After a 13-week period of indoor training, the men and women of Dartmouth Rowing are finally beginning their racing seasons. This weekend, I travelled with the lightweight squad down to Cambridge, where we would face off with perennial powerhouse Harvard and perennial under-achiever MIT.
The results were as expected. My boat (the 3V 8+, for those of you who understand such code), beat MIT’s crew handedly, and fell to Harvard’s crew even more handedly. The race, which took place over a stretch of the Charles River known as “the Basin”, saw relatively kind conditions and flawless logistics. No delays, no disqualifications, and (thankfully) no last-minute injuries.
The experience of racing at Harvard, however, was unlike any other.
We launched out of Harvard’s historic Newell Boathouse, which, as I should have mentioned before, could be considered a shrine to great rowers, past and present.
Pictures of national-champion crews, flyers from international competition, and acknowledgements of individual achievements cover the aging, wooden walls. The face of legendary coach Harry Parker looks down from framed portraits on almost every wall. The few empty spaces tempt the current rowers, as if to encourage them to fill the space with their own historic achievements.
I could have stayed and looked around for hours, but I had business to take care of. As a Dartmouth rower, it was my goal to try to beat these guys.
We rigged, rowed, and stowed the boats. We weighed in on an ancient scale, and went to dinner at the local Cheesecake Factory. All was going smoothly.
We returned to Newell Boathouse the following morning at 8 AM sharp, dressed and ready to race. The atmosphere had changed; whereas before I was a guest, an observer, and an admirer of Harvard’s successes, I had now become its antagonist. The air was charged with all the fire of competition. It was time to take down the giant.
But despite our bravest efforts, the Harvard Goliaths proved why their very name has become synonymous with success (results available here: http://www.row2k.com/results/resultspage.cfm?UID=6619084&cat=1#.U0rUuV5UHF8). They swept us in each event, handing the Dartmouth crews our second disappointing loss of the season.
We will not compete against Harvard again until Eastern Sprints, on May 18th. Until then, I can go back to admiring all that the members of Newell Boathouse have achieved. I can also guiltlessly encourage anyone who gets the chance to visit this boathouse to do so. It’s like a functional museum, a factory of Olympic-caliber athletes, and it is certainly worth your time.

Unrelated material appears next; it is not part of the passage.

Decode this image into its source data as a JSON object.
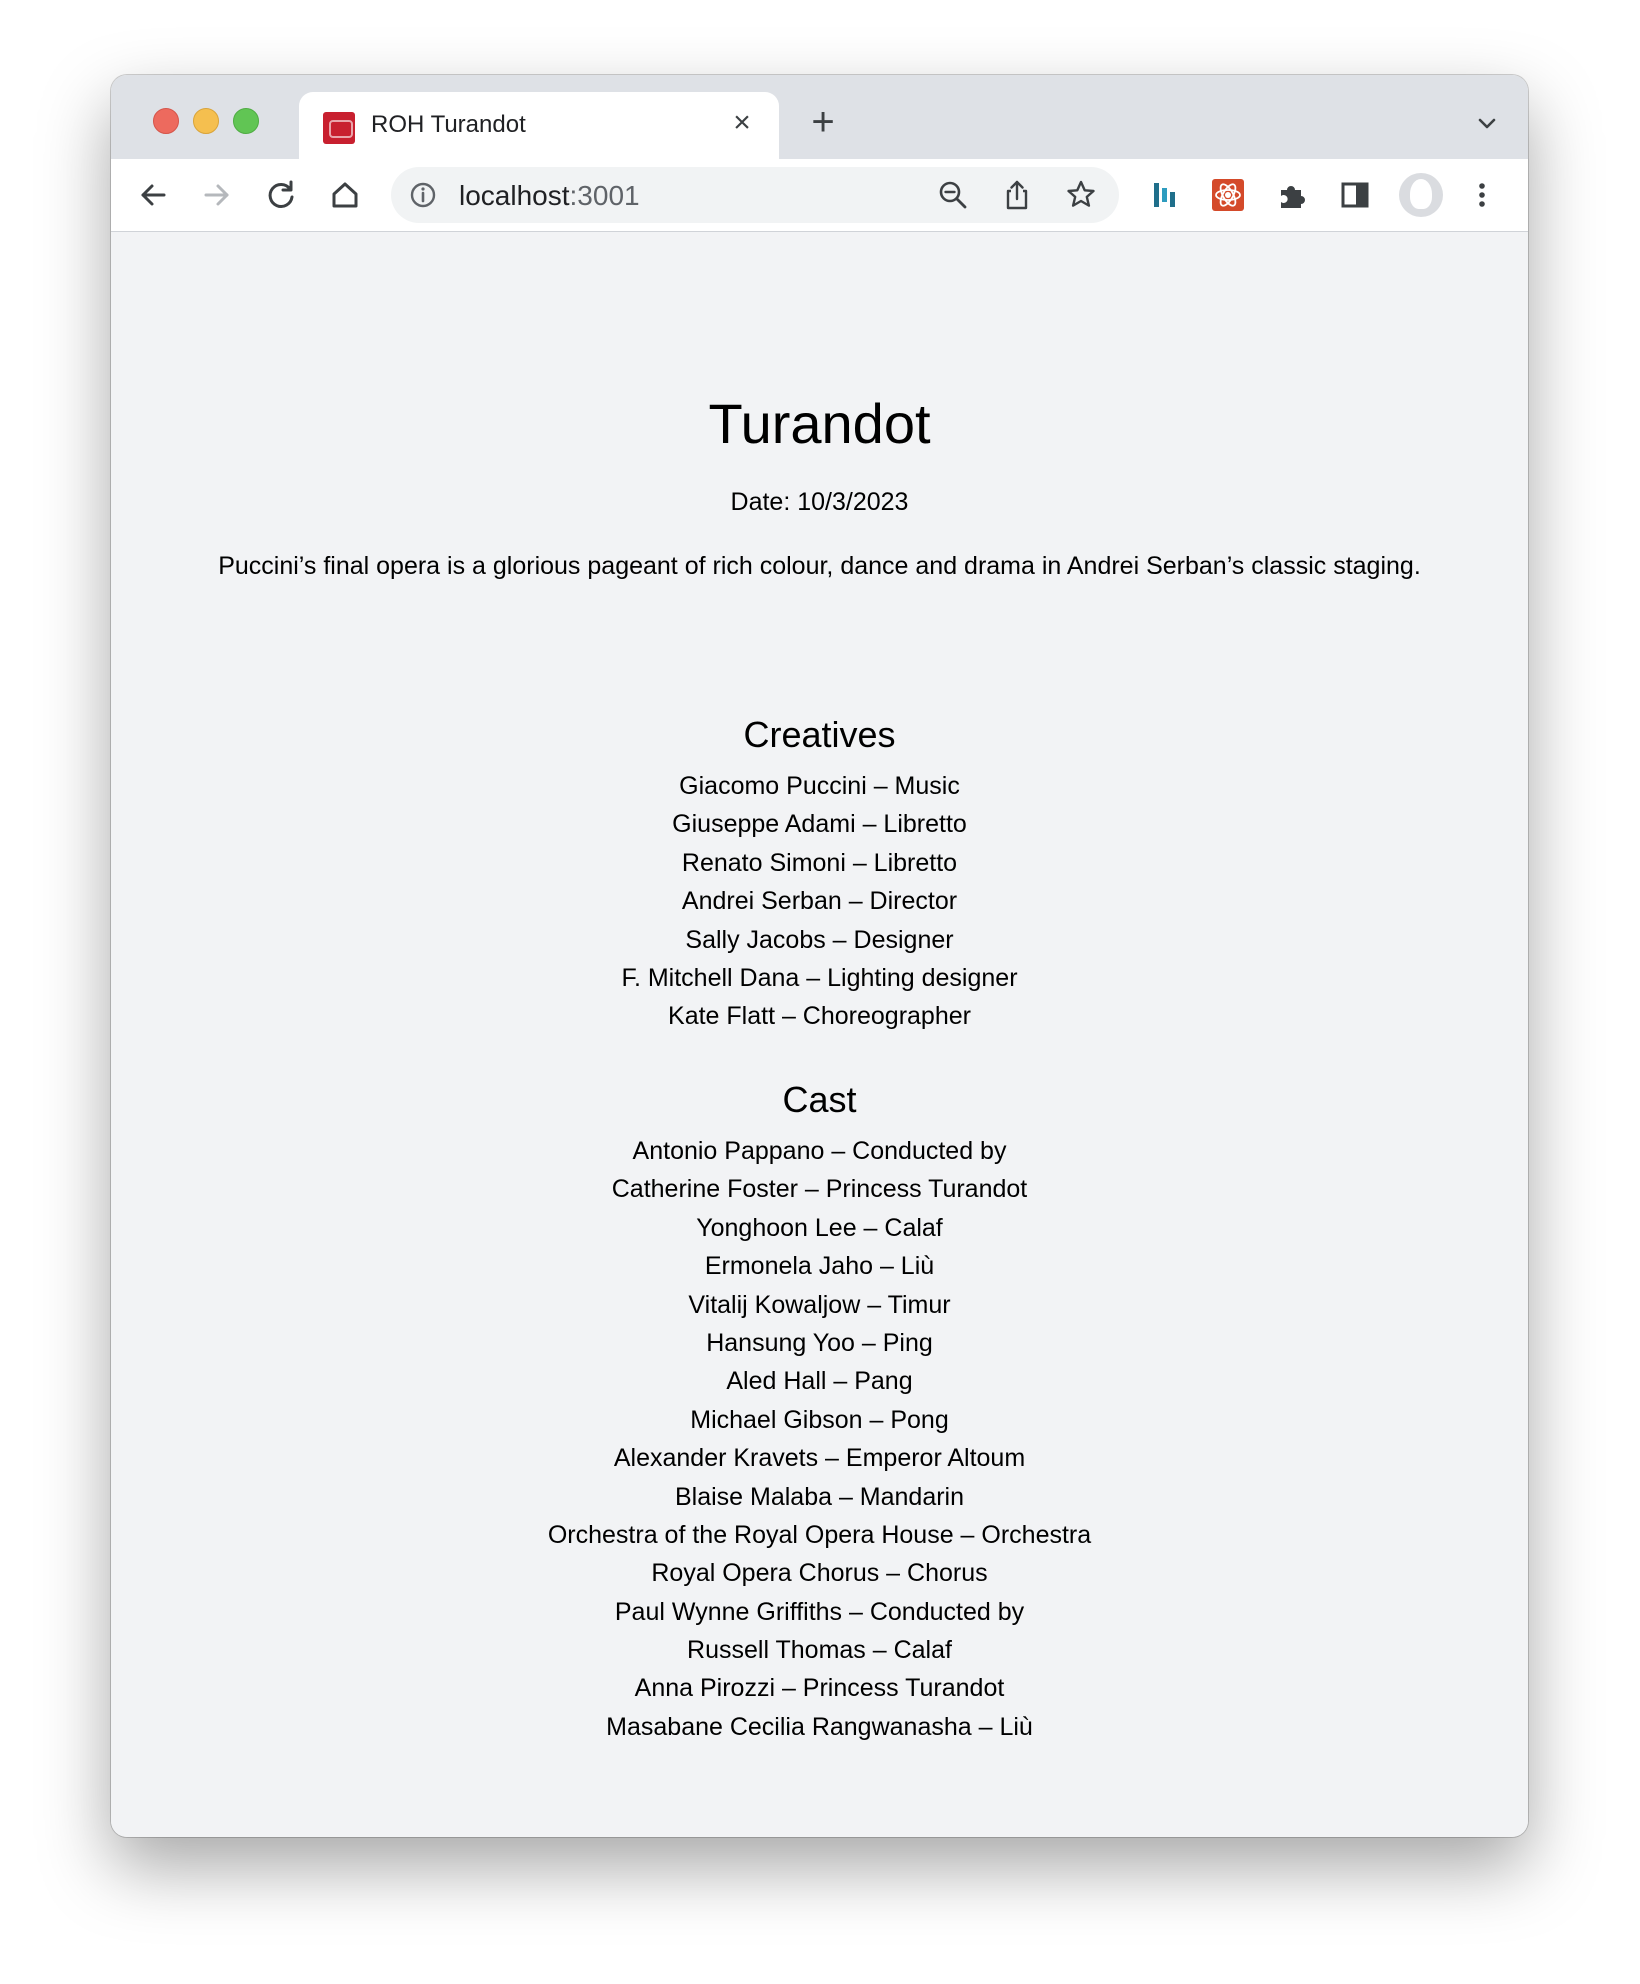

Many thanks to Harvard for hosting us so kindly and comfortably, and to MIT and Harvard for making the racing possible.